Various web forums that I have visited warn that are a common cause of stalling in Workington conveyancing transactions. Is this right?
The Council of Property Search Organisations (CoPSO) has noted the determinations of a review by MoveWithUs that conveyancing searches do not feature amongst the top 10 causes of delays during the legal transfer of property. Searches are not likely to feature in any delay in conveyancing in Workington.
four months have elapsed following my purchase conveyancing in Workington took place. I have checked the Land Registry website which shows that I paid £200,000 when infact I paid £215,000. Why the discrepancy?
The price paid figure is taken from the application to register the purchase. It is the figure included in the Transfer (the legal deed which transfers the asset from one person to the other) and referred to as the 'consideration' or purchase price. You can report an error in the price paid figure using the LR online form. In most cases errors result from typos so at first glance the figure. Do report it so they can double check and advise.
I'm buying my first flat in Workington with a mortgage from Coventry Building Society. The developers refused to move on the amount so I negotiated five thousand pounds worth of fixtures and fittings instead. The property agent told me not reveal to my conveyancer about this extras as it would put at risk my mortgage with Coventry Building Society. Do I keep my lawyer in the dark?.
All lenders require a Disclosure of Incentives Form from the builder of any new build, converted or renovated property, It is available online from the Lenders’ Handbook page on the CML website. CML form is completed and handed to the lender's surveyor when the inspection is done.
Lenders have different policies on incentives. Some accept none at all, cash or physical, while others will accept cash incentives up to 5%.

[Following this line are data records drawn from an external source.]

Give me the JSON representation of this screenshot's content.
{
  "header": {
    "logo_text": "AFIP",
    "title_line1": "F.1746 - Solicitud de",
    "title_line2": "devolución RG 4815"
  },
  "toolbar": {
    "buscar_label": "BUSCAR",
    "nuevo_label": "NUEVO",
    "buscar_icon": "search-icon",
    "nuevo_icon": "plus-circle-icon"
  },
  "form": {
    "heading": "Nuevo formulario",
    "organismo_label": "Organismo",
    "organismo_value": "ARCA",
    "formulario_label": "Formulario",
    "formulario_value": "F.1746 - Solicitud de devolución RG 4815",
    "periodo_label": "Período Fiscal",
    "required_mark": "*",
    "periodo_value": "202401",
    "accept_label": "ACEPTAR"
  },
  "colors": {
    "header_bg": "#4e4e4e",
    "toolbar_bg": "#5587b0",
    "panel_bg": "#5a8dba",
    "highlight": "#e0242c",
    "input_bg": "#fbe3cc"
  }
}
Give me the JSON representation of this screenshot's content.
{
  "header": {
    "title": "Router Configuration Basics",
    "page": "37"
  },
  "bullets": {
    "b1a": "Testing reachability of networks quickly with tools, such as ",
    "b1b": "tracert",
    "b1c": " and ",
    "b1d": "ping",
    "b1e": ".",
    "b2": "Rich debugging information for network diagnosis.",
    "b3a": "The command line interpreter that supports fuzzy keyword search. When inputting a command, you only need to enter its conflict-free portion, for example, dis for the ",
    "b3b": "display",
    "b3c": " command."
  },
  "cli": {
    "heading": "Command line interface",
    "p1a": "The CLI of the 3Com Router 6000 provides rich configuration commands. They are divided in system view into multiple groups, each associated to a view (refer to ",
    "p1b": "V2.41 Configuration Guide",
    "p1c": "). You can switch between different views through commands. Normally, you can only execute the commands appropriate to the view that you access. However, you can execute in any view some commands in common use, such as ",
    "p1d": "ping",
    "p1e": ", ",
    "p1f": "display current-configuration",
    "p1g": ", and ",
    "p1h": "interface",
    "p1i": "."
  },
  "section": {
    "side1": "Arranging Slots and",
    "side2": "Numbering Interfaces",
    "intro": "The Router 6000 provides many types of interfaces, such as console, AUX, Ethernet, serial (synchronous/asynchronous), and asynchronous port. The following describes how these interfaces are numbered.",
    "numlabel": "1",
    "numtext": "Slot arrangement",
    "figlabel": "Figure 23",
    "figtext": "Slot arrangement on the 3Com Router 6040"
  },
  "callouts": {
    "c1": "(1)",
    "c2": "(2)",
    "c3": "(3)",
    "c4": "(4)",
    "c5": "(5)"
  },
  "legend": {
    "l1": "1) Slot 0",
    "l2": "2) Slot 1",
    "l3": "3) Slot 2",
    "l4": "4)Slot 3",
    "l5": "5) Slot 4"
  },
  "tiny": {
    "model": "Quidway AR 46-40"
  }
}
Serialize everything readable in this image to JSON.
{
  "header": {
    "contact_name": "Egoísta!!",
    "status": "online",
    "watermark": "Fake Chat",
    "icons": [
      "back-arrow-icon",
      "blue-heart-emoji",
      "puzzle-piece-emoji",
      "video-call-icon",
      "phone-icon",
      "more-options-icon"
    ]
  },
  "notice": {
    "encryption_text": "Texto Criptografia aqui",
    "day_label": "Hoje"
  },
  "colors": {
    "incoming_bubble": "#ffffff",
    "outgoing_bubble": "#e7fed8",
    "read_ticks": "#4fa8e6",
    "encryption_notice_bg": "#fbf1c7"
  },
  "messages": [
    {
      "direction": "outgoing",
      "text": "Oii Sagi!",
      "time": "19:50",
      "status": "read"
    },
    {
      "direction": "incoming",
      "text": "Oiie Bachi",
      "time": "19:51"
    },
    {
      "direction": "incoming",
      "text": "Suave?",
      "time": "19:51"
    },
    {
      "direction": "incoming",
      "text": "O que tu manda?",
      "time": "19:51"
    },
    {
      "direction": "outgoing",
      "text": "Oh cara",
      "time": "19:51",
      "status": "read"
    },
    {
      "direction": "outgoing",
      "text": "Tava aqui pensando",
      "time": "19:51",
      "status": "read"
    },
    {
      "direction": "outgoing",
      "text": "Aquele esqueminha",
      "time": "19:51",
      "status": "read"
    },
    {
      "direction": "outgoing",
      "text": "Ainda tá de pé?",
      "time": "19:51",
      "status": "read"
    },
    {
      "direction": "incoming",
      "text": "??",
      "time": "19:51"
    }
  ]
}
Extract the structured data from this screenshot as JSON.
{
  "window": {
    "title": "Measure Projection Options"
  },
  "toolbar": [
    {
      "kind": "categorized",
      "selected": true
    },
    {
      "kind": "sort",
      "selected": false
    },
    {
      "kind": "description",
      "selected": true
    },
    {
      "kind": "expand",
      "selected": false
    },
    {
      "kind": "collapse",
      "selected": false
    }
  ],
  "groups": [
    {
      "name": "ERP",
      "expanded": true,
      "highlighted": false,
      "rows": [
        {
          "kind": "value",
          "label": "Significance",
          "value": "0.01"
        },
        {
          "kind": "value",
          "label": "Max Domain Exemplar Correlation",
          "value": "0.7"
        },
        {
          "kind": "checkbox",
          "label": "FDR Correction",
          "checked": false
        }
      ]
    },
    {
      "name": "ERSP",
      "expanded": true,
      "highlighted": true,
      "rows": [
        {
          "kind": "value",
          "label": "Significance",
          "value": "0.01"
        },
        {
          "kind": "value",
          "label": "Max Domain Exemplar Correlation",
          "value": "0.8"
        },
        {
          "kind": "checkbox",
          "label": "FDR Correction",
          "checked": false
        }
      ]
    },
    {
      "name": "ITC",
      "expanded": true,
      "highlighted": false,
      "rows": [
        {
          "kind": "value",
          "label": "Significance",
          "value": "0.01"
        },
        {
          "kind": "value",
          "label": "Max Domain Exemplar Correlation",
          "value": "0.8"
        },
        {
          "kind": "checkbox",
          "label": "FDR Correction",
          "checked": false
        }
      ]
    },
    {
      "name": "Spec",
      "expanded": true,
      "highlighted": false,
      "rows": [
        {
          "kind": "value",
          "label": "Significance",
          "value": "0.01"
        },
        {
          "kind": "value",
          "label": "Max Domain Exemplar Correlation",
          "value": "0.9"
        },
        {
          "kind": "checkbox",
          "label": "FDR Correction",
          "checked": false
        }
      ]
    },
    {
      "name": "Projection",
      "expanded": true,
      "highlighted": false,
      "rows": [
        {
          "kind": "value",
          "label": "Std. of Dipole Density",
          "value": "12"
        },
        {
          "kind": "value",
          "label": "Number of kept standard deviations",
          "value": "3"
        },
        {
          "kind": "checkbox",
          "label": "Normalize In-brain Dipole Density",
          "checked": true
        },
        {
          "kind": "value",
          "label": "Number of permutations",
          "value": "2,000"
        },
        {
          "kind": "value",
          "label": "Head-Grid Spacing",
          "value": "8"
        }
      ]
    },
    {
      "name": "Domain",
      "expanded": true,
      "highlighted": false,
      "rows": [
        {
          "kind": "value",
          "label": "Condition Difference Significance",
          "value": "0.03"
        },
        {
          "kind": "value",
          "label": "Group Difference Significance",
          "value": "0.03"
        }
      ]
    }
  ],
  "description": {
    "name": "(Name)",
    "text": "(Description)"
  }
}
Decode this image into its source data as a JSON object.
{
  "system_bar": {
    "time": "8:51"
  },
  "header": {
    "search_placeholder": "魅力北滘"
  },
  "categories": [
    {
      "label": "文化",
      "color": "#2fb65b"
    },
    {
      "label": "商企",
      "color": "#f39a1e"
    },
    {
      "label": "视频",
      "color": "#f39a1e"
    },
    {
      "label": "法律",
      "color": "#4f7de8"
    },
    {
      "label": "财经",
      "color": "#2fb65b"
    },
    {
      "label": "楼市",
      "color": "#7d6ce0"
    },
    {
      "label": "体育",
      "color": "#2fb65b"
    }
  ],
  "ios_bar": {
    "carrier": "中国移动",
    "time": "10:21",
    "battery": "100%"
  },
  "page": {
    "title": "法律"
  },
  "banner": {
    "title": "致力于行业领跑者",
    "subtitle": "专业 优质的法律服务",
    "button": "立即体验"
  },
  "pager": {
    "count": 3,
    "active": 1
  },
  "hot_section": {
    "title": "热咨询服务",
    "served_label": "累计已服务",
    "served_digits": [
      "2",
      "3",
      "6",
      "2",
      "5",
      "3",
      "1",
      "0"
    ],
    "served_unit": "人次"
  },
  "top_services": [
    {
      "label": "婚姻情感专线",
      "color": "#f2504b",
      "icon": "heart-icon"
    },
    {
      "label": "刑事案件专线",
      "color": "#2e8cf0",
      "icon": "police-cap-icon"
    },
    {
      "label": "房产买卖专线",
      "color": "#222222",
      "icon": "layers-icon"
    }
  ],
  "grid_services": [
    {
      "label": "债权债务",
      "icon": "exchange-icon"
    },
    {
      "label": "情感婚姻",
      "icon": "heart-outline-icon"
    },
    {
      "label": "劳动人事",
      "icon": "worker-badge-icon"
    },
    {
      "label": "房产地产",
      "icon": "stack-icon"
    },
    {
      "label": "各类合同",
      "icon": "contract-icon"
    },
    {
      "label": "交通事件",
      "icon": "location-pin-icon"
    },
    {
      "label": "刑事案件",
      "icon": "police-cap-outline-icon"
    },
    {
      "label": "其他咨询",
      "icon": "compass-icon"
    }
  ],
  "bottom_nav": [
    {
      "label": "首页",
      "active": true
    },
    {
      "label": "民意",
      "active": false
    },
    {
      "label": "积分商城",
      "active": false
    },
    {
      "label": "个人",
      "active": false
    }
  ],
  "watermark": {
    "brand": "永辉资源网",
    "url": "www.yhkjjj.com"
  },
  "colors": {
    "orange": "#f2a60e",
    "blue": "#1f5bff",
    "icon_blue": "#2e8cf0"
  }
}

Hard to understand why the representative of a builder would be suggesting you withold information from a solicitor when all this will be clearly visible on forms the builder has to supply to its solicitor, the buyer's solicitor and the surveyor.
I've recently found out that there is a flying freehold element on a property I put an offer in last month in what should have been a quick, no chain conveyancing. Workington is the location of the property. What do you suggest?
Flying freeholds in Workington are rare but are more likely to exist in relation to terraced houses. Even where you use a solicitor outside Workington you must be sure that your lawyer goes through the deeds diligently. Your mortgage company may require your conveyancing solicitor to take out an indemnity policy. Some of the more diligent conveyancing solicitors in Workington may determine that this is not enough and that the deeds be re-written to give you the most up to date legal protection. If so, the next door neighbour also had to sign up to the revised deeds.It is possible that your lender will not accept the situation so the sooner you find out the better. You should also check with your insurance broker as to whether they will insure a flying freehold residence.
I need to instruct a conveyancing solicitor in Workington for my sale. Is there any facility to review a solicitor's complaints history with the legal regulator?
One may read published Solicitor Regulator Association (SRA) decisions resulting from investigations started on or after 1 January 2008. Go to Check a solicitor's record. For details Pre 2008, or to check a firm's history, phone 0870 606 2555, 08.00 - 18.00 any week day save for Tuesday when lines open at 9.30am. For callers outside the UK, dial +44 (0)121 329 6800. The regulator could monitor call for training requirements.